The Pleasanton City Council took a couple of significant actions in its final meeting with the current five office-holders that put to bed longstanding issues.
By the time of the next scheduled meeting, Mayor Jennifer Hosterman and Council members Cindy McGovern and Matt Sullivan, will all be lame ducks at the end of their terms. Of the remaining members, either Cheryl Cook-Kallio or Jerry Thorne will be mayor-elect and will be joined by two other newcomers from the trio of Erlene DeMarcus, Karla Brown and Jerry Pentin.
One of the key actions the current council took was a unanimous approval of the report of the Kottinger Place Task Force that moves forward a process that started in 2003. That’s right-- 2003. The task force has been going so long that members have cycled onto to the Pleasanton Gardens Board of Directors and then off (term limits are two terms or six years) and then back on.
The group was tasked with figuring out what to do with the aging 50 senior housing units at Kottinger Place as well as consider a joint venture with Pleasanton Gardens, a 40-unit senior housing complex across Kottinger Avenue.
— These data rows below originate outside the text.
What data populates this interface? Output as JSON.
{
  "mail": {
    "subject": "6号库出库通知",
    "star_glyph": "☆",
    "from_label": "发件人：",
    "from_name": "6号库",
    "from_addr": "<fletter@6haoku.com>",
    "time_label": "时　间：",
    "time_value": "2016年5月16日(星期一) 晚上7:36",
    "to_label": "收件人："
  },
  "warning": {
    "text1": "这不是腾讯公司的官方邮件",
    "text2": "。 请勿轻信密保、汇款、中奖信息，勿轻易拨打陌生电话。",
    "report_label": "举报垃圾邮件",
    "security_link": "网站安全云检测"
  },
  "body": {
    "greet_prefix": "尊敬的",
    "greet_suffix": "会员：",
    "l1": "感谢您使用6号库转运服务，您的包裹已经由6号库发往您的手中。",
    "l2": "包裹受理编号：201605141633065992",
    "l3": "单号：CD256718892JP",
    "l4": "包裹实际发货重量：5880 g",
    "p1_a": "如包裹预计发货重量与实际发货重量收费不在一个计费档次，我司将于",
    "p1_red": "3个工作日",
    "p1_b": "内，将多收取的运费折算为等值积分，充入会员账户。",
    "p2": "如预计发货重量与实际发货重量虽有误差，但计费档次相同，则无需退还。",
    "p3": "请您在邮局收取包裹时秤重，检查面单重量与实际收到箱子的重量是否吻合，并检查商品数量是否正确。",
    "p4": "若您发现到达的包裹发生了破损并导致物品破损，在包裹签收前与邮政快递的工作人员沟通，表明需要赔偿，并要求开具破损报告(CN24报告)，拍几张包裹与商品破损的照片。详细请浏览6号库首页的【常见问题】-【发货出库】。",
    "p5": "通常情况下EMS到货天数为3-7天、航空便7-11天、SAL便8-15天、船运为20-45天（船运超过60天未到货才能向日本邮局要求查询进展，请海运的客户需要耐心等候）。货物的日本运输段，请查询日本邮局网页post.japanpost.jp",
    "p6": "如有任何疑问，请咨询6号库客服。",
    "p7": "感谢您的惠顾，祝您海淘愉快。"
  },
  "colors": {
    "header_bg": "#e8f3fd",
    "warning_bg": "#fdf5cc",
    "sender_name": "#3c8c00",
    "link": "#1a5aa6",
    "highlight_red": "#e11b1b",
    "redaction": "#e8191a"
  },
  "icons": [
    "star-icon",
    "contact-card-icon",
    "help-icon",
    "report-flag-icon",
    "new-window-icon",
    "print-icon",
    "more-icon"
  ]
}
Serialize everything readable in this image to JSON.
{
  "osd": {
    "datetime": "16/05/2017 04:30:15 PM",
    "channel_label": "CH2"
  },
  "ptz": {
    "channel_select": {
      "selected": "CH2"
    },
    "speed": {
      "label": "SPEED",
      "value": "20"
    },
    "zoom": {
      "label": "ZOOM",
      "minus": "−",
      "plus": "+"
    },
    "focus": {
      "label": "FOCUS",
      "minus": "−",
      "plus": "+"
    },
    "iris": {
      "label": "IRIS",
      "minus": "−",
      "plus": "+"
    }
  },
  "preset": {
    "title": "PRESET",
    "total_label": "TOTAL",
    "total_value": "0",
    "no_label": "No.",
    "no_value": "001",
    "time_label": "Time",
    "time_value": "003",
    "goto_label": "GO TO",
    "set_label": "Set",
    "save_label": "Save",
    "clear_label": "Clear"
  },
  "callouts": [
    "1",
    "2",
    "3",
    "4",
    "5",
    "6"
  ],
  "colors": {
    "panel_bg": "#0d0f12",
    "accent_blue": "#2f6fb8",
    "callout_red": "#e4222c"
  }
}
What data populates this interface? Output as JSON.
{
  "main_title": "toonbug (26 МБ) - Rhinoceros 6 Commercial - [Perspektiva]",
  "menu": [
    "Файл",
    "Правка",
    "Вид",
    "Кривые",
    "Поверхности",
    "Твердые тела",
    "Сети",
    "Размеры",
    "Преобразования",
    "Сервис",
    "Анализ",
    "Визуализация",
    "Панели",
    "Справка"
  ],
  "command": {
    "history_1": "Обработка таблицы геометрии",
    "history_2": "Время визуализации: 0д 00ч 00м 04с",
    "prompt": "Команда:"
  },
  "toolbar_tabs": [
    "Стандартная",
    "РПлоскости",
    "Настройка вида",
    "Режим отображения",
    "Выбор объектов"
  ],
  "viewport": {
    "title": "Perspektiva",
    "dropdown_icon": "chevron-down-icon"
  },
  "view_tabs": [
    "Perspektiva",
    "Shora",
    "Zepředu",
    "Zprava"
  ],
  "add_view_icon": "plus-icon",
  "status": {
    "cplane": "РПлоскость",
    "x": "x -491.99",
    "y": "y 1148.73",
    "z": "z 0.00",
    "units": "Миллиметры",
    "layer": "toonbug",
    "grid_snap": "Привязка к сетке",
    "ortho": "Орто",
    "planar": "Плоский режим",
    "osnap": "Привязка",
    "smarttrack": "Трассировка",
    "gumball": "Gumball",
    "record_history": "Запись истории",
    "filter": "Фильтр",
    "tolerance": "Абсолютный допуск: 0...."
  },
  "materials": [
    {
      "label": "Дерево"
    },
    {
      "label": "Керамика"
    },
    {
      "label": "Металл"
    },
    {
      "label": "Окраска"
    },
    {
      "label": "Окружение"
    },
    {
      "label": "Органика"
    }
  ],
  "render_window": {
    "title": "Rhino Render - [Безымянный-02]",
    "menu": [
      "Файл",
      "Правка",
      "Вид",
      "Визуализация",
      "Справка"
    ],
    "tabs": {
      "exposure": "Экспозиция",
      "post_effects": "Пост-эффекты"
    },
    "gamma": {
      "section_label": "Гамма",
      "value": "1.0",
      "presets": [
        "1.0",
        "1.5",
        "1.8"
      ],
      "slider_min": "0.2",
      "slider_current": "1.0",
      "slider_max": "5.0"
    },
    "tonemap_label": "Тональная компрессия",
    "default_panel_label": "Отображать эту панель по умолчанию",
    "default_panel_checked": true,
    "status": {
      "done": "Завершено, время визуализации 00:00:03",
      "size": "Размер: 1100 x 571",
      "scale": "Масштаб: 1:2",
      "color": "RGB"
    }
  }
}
Pleasanton Gardens is a non-profit corporation that was started by four churches in the late 1960s to address the need for affordable housing for low-income senior citizens.
The task force initially presented a report to the City Council in December, 2009, that was rejected by the City Council led by Councilwoman McGovern. (I’ve served as president of the Pleasanton Gardens board since 2011 and been a board member since 2008). The council and our board developed a memorandum of understanding that went nowhere until mid-2011 when the task force gained momentum.
Amazingly, a nine-year process was concluded successfully in just about a year once the task force decided to work with Mid Peninsula Housing on another version of the project. The aggressive schedule started in February this year and included outreach to residents, the neighborhood and lots of work with the task force. In late summer, the task force reached out to Pleasanton Gardens with a proposal to include our land and units in an overall plan—we agreed to move forward.
That resulted in the task force deciding to redevelop both parcels with one-bedroom units that include both cottages similar to the existing units, but with one bedrooms instead of studios, as well as some two and three-story buildings that provide additional security from centralized entrances as well as more units.
When the task force met for its final session, neighborhood folks were out in force with a number of concerns. That was in late August. Over the next six weeks, those concerns were addressed so well that the Housing Commission approved the recommendation unanimously as did the City Council Tuesday evening. The only testimony offered favored the approval and no neighborhood resident spoke against moving forward.
This will mean adjustments for residents as the development moves ahead, but will result in a project that will double the number of very affordable units for seniors with very limited resources. It also means units that are accessible to people with mobility issues (something that didn’t exist when both projects were constructed 40-plus years ago) that are energy efficient with both heating and air conditioning (there’s no air conditioning at Pleasanton Gardens. Units have wall heaters).
Imagine living in a studio unit with your spouse, let alone with a fulltime caregiver.
The process took a stunningly long amount of time and there is a cost to interminable process. Write me and I will tell you about people I know whose lives have been changed because of how long the approval process ran on the Stoneridge Creek project on the Staples Ranch property on the Stoneridge Drive extension.
But, I am thankful that the council members grabbed this unique opportunity to care for those most vulnerable of us for the next 50 years in quality, safe housing.